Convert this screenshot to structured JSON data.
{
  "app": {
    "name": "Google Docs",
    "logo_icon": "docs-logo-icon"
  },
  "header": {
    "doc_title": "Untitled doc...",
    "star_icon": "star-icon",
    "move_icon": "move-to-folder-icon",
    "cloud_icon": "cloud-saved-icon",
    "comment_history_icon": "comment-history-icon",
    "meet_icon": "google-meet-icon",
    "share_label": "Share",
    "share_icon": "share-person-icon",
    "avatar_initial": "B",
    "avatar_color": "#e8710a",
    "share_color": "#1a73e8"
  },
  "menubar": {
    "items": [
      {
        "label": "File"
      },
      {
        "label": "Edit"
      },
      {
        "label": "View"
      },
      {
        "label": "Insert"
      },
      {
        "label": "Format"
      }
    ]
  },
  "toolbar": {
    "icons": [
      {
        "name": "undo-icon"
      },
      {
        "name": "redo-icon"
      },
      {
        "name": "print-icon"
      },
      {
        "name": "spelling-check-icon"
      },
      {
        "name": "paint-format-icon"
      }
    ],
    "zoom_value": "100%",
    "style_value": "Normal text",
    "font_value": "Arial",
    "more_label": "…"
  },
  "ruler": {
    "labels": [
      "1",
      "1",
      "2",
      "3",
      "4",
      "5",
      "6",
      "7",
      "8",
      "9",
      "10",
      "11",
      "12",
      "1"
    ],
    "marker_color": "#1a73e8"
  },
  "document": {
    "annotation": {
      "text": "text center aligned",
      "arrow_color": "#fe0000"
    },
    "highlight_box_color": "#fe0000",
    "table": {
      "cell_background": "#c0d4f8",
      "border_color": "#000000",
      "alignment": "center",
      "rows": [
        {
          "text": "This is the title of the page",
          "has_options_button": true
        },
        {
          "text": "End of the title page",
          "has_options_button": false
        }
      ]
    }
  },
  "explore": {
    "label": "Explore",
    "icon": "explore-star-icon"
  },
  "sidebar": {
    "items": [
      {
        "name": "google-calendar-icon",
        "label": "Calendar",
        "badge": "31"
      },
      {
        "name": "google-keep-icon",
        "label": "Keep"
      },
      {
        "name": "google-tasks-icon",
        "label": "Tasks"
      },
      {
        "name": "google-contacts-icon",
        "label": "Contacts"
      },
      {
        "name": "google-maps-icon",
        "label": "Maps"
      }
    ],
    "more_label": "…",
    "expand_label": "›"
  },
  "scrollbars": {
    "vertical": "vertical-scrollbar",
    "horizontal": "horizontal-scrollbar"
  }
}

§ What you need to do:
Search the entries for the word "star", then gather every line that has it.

§ Reply:
    "star_icon": "star-icon",
    "icon": "explore-star-icon"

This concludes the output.